“Making new friends in adulthood can feel like trying to wade through treacle.”
It’s certainly worrying that in a generation of higher online connectivity than ever our friendship circles are dwindling instead of growing. Despite the many positives of social media, I know I wouldn’t be the first to lament the challenges it can post to both our own wellbeing and to forming and maintaining friendships. From the tiring pressure of always being available, to the ongoing fear of missing out, and finally the deficient feeling that we simply aren’t doing enough fun and sociable things, it’s no wonder we can end up withdrawing from the outside world even further. It’s undeniable that more of us than ever are struggling with our mental health, and not having a reliable network of friends to counterbalance the pressures around us only exacerbates that struggle.
All is not lost though. That same YouGov survey reported that 49% of Millennials do have between one and four close friends. While that number might be small, I’m hopeful that within that group are the potential platonic true loves that we all desperately need. With those figures in mind, it’s more important than ever that we put our friendships back into the limelight again, because they may well be the antidote to our anxieties. Platonic friendships give us the sense of belonging that we crave; they give us a support system that we can reciprocate in return, a welcome soundboard for advice, and good old restorative belly laugh whenever we need it. And, given that YouGov’s research cited another study that found 53% of adults attribute their low friendships to shyness, our current friendships could also become an aid to our insecurities.

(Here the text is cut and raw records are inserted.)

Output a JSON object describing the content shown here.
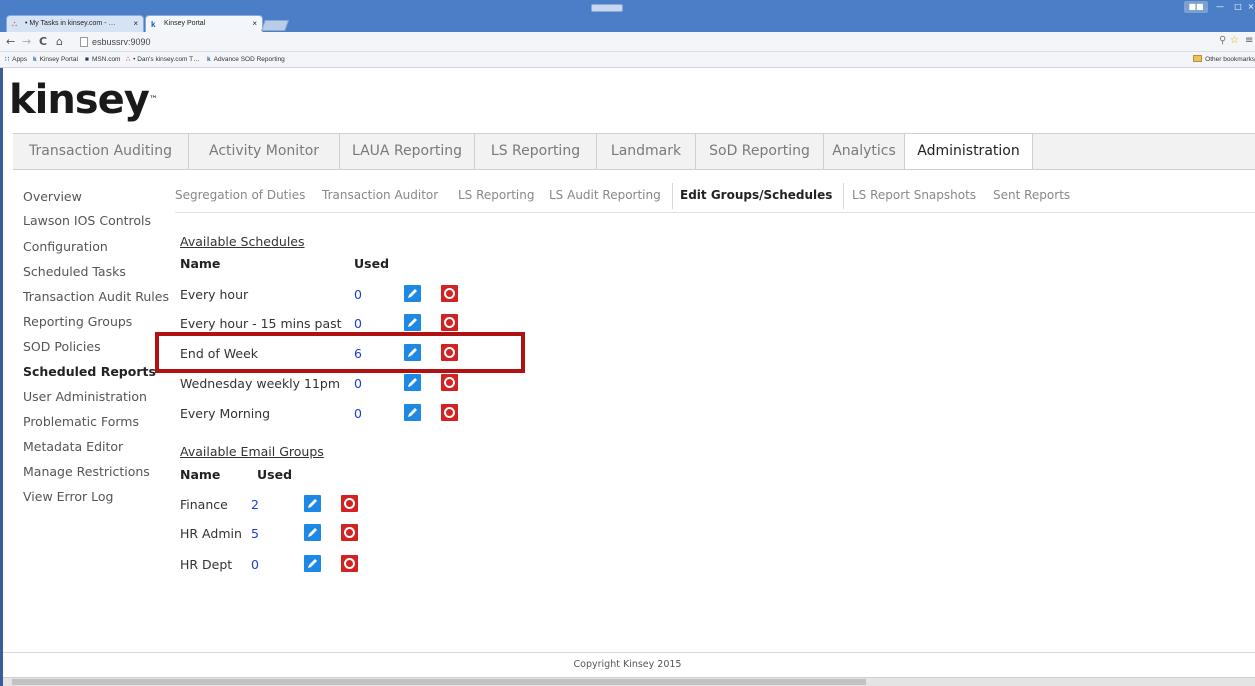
{
  "browser": {
    "tabs": [
      {
        "label": "• My Tasks in kinsey.com - …",
        "icon": "asana-icon"
      },
      {
        "label": "Kinsey Portal",
        "icon": "kinsey-icon"
      }
    ],
    "url": "esbussrv:9090",
    "bookmarks": [
      "Apps",
      "Kinsey Portal",
      "MSN.com",
      "• Dan's kinsey.com T…",
      "Advance SOD Reporting"
    ],
    "other_bookmarks": "Other bookmarks"
  },
  "logo": {
    "text": "kinsey",
    "mark": "™"
  },
  "topnav": [
    "Transaction Auditing",
    "Activity Monitor",
    "LAUA Reporting",
    "LS Reporting",
    "Landmark",
    "SoD Reporting",
    "Analytics",
    "Administration"
  ],
  "topnav_active": "Administration",
  "sidebar": [
    "Overview",
    "Lawson IOS Controls",
    "Configuration",
    "Scheduled Tasks",
    "Transaction Audit Rules",
    "Reporting Groups",
    "SOD Policies",
    "Scheduled Reports",
    "User Administration",
    "Problematic Forms",
    "Metadata Editor",
    "Manage Restrictions",
    "View Error Log"
  ],
  "sidebar_active": "Scheduled Reports",
  "subnav": [
    "Segregation of Duties",
    "Transaction Auditor",
    "LS Reporting",
    "LS Audit Reporting",
    "Edit Groups/Schedules",
    "LS Report Snapshots",
    "Sent Reports"
  ],
  "subnav_active": "Edit Groups/Schedules",
  "schedules": {
    "title": "Available Schedules",
    "col_name": "Name",
    "col_used": "Used",
    "rows": [
      {
        "name": "Every hour",
        "used": "0"
      },
      {
        "name": "Every hour - 15 mins past",
        "used": "0"
      },
      {
        "name": "End of Week",
        "used": "6",
        "highlighted": true
      },
      {
        "name": "Wednesday weekly 11pm",
        "used": "0"
      },
      {
        "name": "Every Morning",
        "used": "0"
      }
    ]
  },
  "email_groups": {
    "title": "Available Email Groups",
    "col_name": "Name",
    "col_used": "Used",
    "rows": [
      {
        "name": "Finance",
        "used": "2"
      },
      {
        "name": "HR Admin",
        "used": "5"
      },
      {
        "name": "HR Dept",
        "used": "0"
      }
    ]
  },
  "footer": "Copyright Kinsey 2015",
  "colors": {
    "accent_edit": "#1e88e5",
    "delete": "#d32222",
    "highlight": "#b01212",
    "link_number": "#1a3fc9"
  }
}
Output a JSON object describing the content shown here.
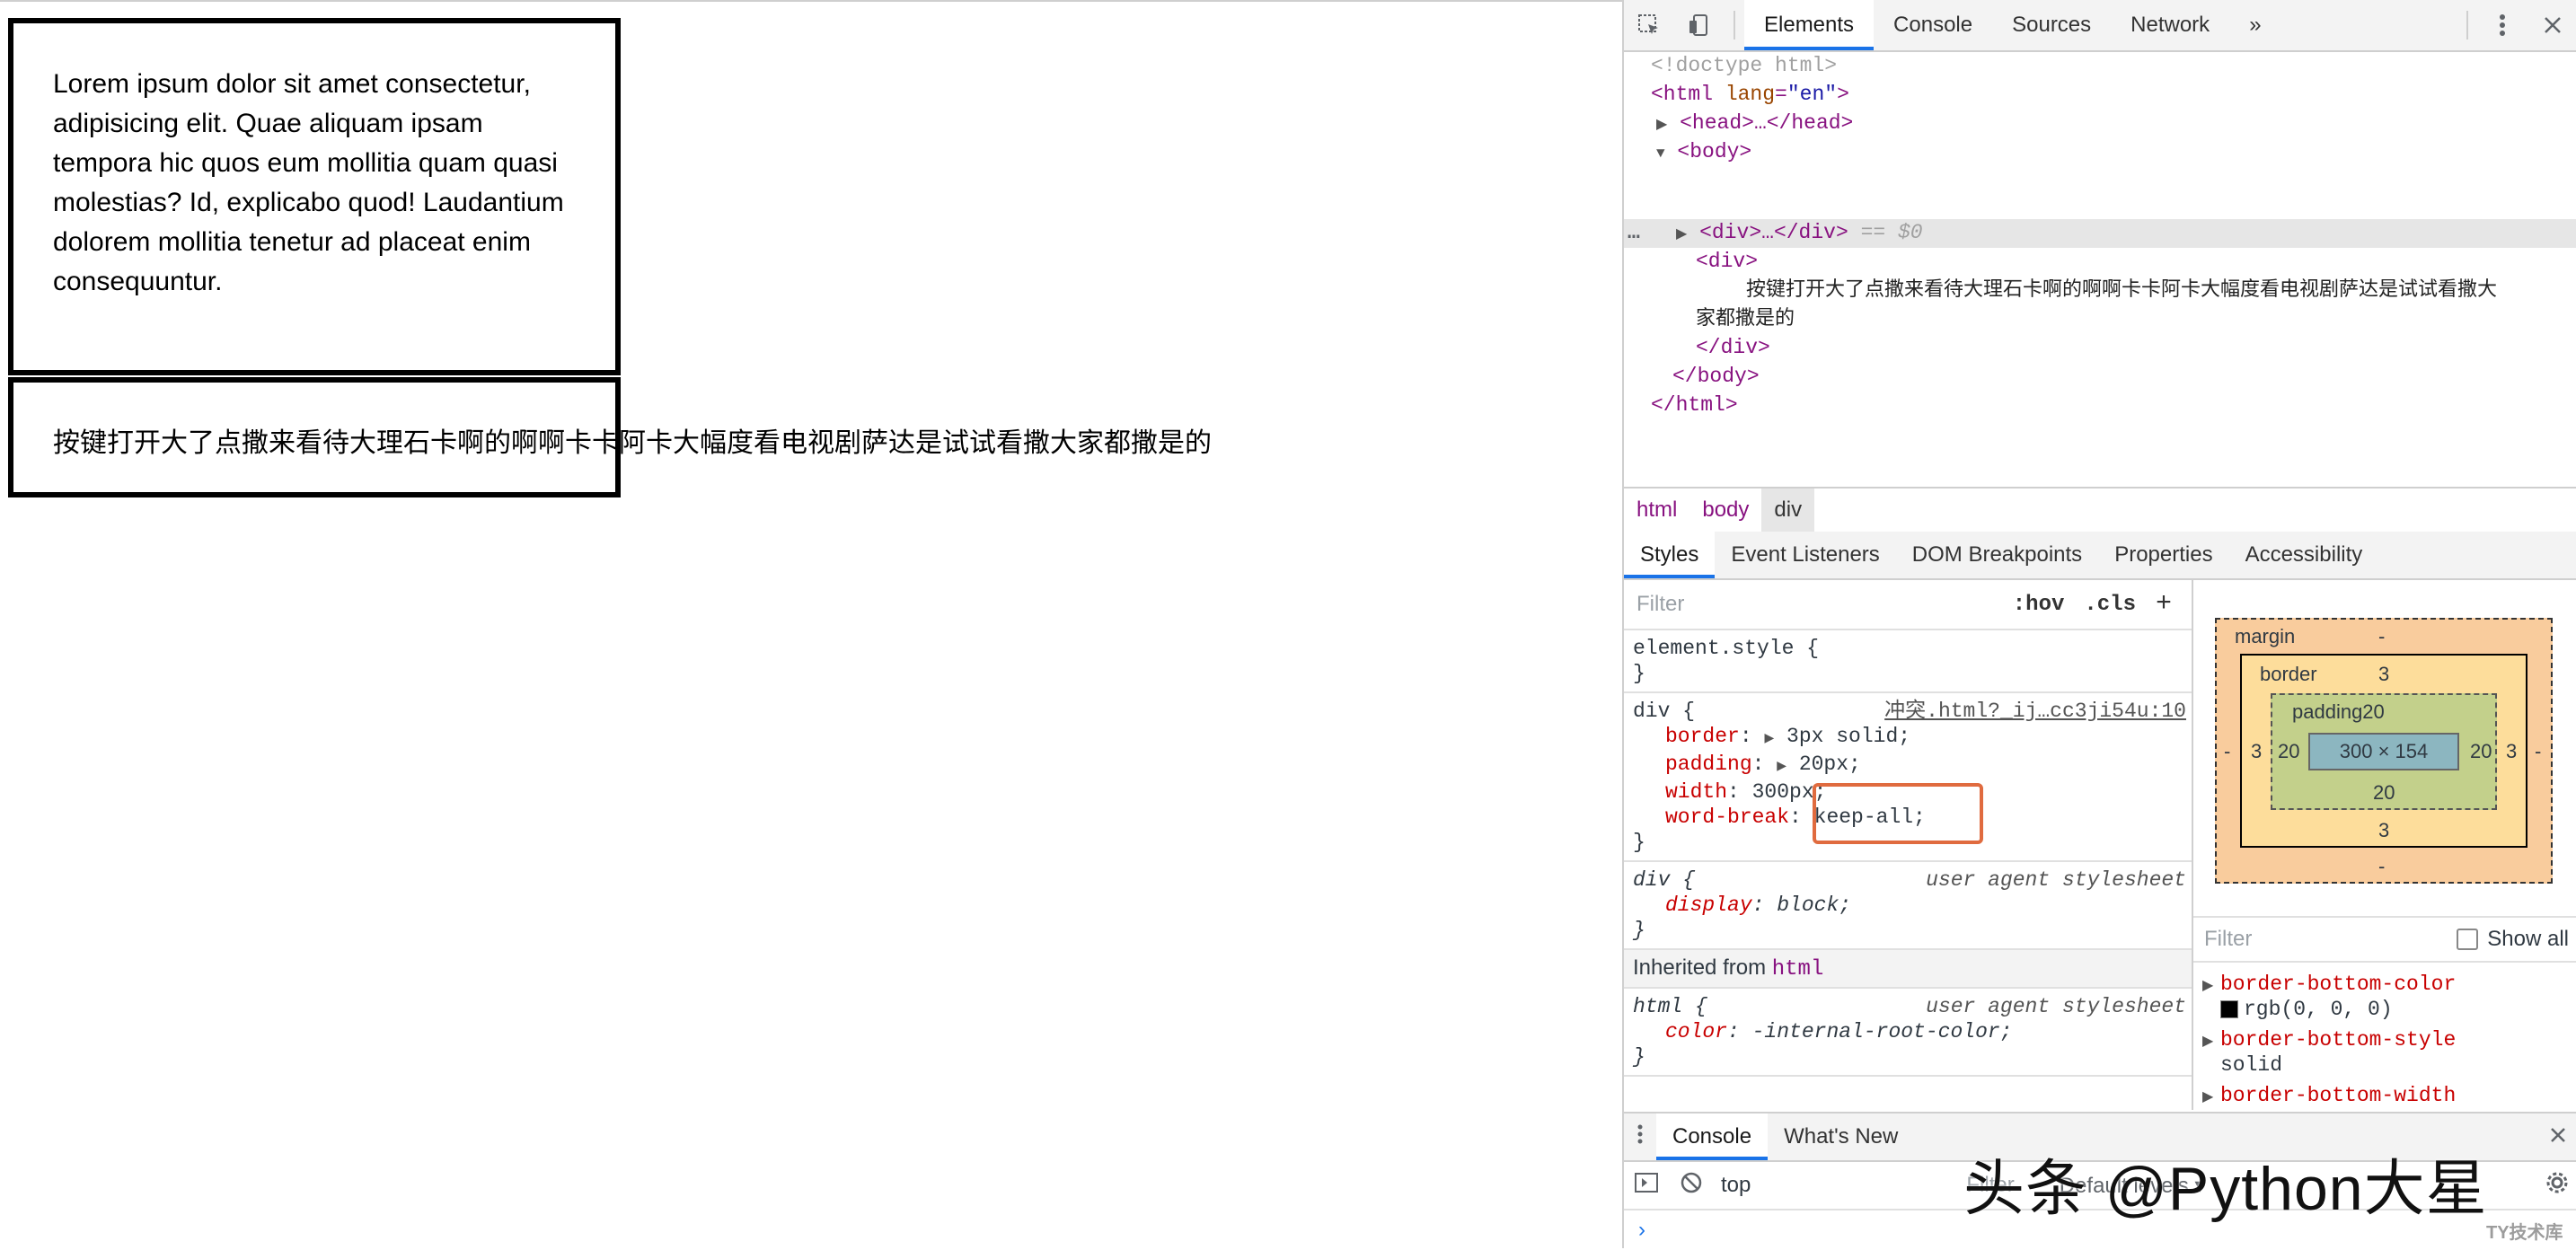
{
  "page": {
    "box1_text": "Lorem ipsum dolor sit amet consectetur, adipisicing elit. Quae aliquam ipsam tempora hic quos eum mollitia quam quasi molestias? Id, explicabo quod! Laudantium dolorem mollitia tenetur ad placeat enim consequuntur.",
    "box2_text": "按键打开大了点撒来看待大理石卡啊的啊啊卡卡阿卡大幅度看电视剧萨达是试试看撒大家都撒是的"
  },
  "toolbar": {
    "tabs": [
      "Elements",
      "Console",
      "Sources",
      "Network"
    ],
    "more": "»"
  },
  "dom": {
    "doctype": "<!doctype html>",
    "html_open": "<html",
    "lang_attr": "lang",
    "lang_val": "\"en\"",
    "gt": ">",
    "head": "<head>…</head>",
    "body_open": "<body>",
    "div_collapsed": "<div>…</div>",
    "eq": "== $0",
    "dots": "…",
    "div_open": "<div>",
    "div_text_1": "按键打开大了点撒来看待大理石卡啊的啊啊卡卡阿卡大幅度看电视剧萨达是试试看撒大",
    "div_text_2": "家都撒是的",
    "div_close": "</div>",
    "body_close": "</body>",
    "html_close": "</html>"
  },
  "breadcrumbs": [
    "html",
    "body",
    "div"
  ],
  "subtabs": [
    "Styles",
    "Event Listeners",
    "DOM Breakpoints",
    "Properties",
    "Accessibility"
  ],
  "styles": {
    "filter_placeholder": "Filter",
    "hov": ":hov",
    "cls": ".cls",
    "add": "+",
    "element_style": "element.style {",
    "close": "}",
    "div_selector": "div {",
    "div_source": "冲突.html?_ij…cc3ji54u:10",
    "props": [
      {
        "name": "border",
        "value": "3px solid;"
      },
      {
        "name": "padding",
        "value": "20px;"
      },
      {
        "name": "width",
        "value": "300px;"
      },
      {
        "name": "word-break",
        "value": "keep-all;"
      }
    ],
    "ua_div": "div {",
    "ua_label": "user agent stylesheet",
    "display_name": "display",
    "display_value": "block;",
    "inherited_label": "Inherited from",
    "inherited_tag": "html",
    "html_selector": "html {",
    "color_name": "color",
    "color_value": "-internal-root-color;"
  },
  "boxmodel": {
    "margin_label": "margin",
    "margin_top": "-",
    "margin_bottom": "-",
    "margin_left": "-",
    "margin_right": "-",
    "border_label": "border",
    "border_top": "3",
    "border_bottom": "3",
    "border_left": "3",
    "border_right": "3",
    "padding_label": "padding20",
    "padding_bottom": "20",
    "padding_left": "20",
    "padding_right": "20",
    "content": "300 × 154"
  },
  "computed": {
    "filter_placeholder": "Filter",
    "show_all": "Show all",
    "props": [
      {
        "name": "border-bottom-color",
        "value": "rgb(0, 0, 0)"
      },
      {
        "name": "border-bottom-style",
        "value": "solid"
      },
      {
        "name": "border-bottom-width",
        "value": ""
      }
    ]
  },
  "drawer": {
    "tabs": [
      "Console",
      "What's New"
    ],
    "context": "top",
    "filter": "Filter",
    "levels": "Default levels ▾",
    "prompt": "›"
  },
  "watermark": {
    "main": "头条 @Python大星",
    "small": "TY技术库"
  },
  "colors": {
    "accent": "#1a73e8",
    "highlight_box": "#e06b3f",
    "tag": "#881280",
    "prop_name": "#c80000"
  }
}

Breaking that cycle of shyness can be challenging. Given that most early friendships are formed in school and university, making new friends in adulthood can feel like trying to wade through treacle. I wish I had a step by step guide to offer, but sadly I’ve little beyond this well-seasoned advice: talk to co-workers, meet friends of friend and join clubs to expand your social circles. What I can propose is that we keep those earlier statistics in mind when doing so. Not as a fear mongering omen that all Millennials are doomed to become unsociable hermits if we don’t act fast, but rather to realise that, no matter what it might feel like, we are not alone. There are so many people, more than we might imagine, who feel just as in need of a friend as we do and I think they’d value a new friendship much more than the momentary fear of initiating it. So say yes to the invite, talk to the co-worker who seems lonely, and join the group you’ve been hovering indecisively around for months.
Let’s give lasting and true friendships the same attention we give to dating, because we will always need good friends by our side. Let’s celebrate the friendships we have, put extra effort into the ones we are developing, and keep an eye out for those who look like they might be in need a good friend themselves. Our friends make us better people, happier people, and stick with us through thick and thin- I think that’s just as important as a reliable romantic partner. So if you’re still searching for your romantic true love, then you might find that by cherishing your platonic friendships, you’ve discovered all the other loves of your life along the way too.